Then there was the problem of water. It would be even better to say the problem of thirst, your constant companion during the crossing. All travelers, all geographers say the same thing: the water is sometimes “fetid and lethal” and, Yaqut al-Hamawi humorously reckons, “has none of the qualities of water other than being liquid.” Such a beverage inevitably generates intestinal pains that make life difficult and sour the memory of the trans-Saharan experience. In good years, when there had been plenty of rain, water filled the rocky gullies, and people could drink and do laundry. In bad years, the burning wind dried out the water in the goatskins; consequently, a camel’s throat had to be cut and its stomach removed.

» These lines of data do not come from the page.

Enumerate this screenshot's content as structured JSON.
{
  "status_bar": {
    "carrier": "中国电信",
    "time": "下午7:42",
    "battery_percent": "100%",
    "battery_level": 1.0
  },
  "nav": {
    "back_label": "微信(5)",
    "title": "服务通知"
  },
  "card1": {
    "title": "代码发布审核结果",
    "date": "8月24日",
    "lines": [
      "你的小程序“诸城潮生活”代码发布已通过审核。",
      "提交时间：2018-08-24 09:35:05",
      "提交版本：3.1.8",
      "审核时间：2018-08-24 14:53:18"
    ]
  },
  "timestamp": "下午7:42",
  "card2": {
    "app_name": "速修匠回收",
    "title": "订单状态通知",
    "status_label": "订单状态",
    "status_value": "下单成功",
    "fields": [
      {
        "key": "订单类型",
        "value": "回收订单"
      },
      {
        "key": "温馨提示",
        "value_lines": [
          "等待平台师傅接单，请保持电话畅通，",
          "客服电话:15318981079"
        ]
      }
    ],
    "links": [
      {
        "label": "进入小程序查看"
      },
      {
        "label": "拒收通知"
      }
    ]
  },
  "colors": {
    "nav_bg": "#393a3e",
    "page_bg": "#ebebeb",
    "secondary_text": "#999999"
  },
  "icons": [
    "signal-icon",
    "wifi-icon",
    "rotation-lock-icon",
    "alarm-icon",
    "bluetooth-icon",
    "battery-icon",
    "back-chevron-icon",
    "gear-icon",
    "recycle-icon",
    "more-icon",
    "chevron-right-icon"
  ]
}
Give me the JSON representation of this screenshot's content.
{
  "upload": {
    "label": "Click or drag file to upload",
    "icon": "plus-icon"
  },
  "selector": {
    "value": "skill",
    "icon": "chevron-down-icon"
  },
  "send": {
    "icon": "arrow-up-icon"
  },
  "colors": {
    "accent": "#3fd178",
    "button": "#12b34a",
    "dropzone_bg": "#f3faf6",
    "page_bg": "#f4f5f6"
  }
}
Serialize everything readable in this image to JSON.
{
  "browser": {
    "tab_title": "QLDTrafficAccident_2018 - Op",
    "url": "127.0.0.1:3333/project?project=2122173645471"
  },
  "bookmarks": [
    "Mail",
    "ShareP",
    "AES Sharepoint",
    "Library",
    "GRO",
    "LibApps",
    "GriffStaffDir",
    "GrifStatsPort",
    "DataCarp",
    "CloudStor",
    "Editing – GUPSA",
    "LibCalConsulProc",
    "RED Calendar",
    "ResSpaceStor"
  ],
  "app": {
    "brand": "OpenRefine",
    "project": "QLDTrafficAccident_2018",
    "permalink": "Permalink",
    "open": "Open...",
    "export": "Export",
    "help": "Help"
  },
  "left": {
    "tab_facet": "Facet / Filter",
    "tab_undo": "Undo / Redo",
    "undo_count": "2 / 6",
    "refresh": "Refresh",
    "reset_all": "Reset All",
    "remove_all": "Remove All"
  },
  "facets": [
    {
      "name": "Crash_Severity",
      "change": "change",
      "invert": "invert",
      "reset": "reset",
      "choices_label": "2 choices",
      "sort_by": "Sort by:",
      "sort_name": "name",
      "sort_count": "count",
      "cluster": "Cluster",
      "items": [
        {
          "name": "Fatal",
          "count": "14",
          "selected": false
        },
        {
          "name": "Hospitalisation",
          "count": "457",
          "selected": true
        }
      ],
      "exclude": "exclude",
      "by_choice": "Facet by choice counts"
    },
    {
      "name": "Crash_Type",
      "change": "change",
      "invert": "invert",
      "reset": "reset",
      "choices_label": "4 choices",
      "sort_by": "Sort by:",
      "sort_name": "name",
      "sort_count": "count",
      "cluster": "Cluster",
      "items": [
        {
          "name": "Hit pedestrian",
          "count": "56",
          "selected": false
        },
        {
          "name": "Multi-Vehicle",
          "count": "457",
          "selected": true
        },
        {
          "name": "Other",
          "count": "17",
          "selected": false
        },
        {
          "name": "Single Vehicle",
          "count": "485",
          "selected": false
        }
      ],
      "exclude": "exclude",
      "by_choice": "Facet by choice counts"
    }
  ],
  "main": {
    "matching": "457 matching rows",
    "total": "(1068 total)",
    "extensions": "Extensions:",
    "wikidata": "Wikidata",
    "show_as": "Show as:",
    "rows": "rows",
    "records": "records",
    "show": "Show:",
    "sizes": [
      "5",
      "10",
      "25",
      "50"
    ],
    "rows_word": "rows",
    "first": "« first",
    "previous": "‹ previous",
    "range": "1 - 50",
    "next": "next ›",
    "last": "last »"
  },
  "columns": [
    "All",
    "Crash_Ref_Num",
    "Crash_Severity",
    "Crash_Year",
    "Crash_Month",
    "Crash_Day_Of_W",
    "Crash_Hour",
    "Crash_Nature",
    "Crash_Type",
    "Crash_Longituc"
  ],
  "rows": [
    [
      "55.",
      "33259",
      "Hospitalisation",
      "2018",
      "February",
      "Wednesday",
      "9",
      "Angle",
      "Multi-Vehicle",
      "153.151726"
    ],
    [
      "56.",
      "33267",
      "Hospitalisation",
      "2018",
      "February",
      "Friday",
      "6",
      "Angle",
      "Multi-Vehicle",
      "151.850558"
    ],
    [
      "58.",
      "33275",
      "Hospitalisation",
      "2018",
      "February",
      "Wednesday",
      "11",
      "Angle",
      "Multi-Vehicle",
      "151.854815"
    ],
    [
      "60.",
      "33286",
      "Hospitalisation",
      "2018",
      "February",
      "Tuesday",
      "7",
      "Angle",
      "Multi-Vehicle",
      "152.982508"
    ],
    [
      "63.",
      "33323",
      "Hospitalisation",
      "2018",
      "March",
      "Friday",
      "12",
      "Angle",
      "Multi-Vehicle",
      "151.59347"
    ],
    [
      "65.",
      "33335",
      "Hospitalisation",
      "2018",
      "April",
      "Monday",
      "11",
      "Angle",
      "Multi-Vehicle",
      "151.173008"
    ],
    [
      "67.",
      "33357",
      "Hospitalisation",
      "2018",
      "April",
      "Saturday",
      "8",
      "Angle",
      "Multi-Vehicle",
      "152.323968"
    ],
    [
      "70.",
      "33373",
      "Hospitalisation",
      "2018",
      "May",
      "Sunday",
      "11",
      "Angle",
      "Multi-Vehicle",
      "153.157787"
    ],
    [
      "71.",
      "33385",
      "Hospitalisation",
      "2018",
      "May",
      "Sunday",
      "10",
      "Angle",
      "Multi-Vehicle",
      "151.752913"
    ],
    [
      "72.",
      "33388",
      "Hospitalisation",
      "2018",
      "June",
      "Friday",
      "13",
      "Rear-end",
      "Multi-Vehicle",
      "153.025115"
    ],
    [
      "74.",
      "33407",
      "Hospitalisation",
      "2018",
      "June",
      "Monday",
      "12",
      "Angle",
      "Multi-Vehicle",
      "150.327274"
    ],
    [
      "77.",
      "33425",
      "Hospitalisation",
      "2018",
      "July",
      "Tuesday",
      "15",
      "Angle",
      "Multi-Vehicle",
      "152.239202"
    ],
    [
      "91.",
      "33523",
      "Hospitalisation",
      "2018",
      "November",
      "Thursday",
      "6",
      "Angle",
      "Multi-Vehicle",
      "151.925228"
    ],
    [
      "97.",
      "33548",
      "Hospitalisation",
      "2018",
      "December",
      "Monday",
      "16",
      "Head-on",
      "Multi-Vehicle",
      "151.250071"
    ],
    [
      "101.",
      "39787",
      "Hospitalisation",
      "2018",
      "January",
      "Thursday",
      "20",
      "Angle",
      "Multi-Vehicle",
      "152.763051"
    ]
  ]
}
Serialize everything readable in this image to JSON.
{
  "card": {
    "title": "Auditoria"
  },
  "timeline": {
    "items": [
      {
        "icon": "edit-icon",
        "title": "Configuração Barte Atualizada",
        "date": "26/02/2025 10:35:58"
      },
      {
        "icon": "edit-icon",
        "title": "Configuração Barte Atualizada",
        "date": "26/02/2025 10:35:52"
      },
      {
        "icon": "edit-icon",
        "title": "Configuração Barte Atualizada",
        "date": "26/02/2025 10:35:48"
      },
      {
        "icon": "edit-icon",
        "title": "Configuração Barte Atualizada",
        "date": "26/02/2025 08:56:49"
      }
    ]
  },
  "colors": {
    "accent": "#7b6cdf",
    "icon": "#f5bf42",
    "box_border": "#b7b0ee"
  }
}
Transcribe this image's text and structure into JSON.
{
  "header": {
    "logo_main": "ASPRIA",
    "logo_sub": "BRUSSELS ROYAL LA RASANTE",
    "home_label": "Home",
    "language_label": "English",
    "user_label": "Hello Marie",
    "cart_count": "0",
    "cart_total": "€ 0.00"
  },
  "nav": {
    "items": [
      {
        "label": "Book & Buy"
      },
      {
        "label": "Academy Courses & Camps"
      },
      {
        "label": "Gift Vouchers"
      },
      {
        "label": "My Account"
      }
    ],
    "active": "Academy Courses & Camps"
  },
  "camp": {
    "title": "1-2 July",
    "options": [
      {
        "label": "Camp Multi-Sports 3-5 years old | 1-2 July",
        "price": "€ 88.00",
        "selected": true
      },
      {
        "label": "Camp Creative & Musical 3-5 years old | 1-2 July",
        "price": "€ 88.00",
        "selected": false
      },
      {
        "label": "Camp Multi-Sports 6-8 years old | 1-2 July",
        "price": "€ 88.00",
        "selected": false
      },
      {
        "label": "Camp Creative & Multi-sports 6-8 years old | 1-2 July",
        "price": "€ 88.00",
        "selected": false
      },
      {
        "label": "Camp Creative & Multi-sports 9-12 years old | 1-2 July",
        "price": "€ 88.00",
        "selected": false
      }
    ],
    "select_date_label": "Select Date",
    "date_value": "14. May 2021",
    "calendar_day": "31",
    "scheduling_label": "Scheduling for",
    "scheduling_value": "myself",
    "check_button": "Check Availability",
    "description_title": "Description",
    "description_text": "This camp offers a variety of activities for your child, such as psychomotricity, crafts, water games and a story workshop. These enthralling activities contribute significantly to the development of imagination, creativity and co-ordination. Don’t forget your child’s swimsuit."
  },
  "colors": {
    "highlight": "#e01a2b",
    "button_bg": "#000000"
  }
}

The water it contained was drawn off into a sump and drunk with a straw. In the worst-case scenario, one could kill an addax antelope and follow a similar procedure to extract greenish water from its entrails.

We complain about uncomfortable airline seats for 8 hours while crossing the ocean at 30,000ft. Earlier travelers endured countless days/weeks of far worse inconveniences.

And then there were the small, but numerous and in the end obnoxious, daily inconveniences: the omnipresent fleas, which you would try to drive away by wearing cords soaked in mercury around your neck; the numerous flies everywhere there was a rotting carcass (i.e., precisely around the wells and the camps); and the snakes.

And then there was the ever present danger of dozing off, lack of attention during a stop, or just getting turning around in the maze of dunes to realizing you were separated and probably lost in the desert to die.

The caravan tempers these harsh conditions with strict discipline; it diminishes them through distractions. You will put distance between yourself and the column only at your own risk, the Berber leader must have said. Those who paid for the crossing would amuse themselves hunting addax, letting their dogs run free, and riding a bit ahead of the caravan to let their horses graze and to enjoy the invigorating wait. But the games, the intemperance of the city-dwellers, could cost them dearly. Even though caravans could be made up of hundreds, sometimes even thousands, of camels, one could quickly lose sight of them behind a curtain of dunes. A few centuries later, on the same stretch of desert, but from the opposite direction, a caravan of pilgrims lost two of its members in a row and yet noticed only a day and a night after they disappeared. Nobody dared go back to look for them for fear of being lost themselves. The author of the story concludes philosophically: “But our conscience was clear because we had warned them of the risks they were running by not abiding by the rules of the caravan.”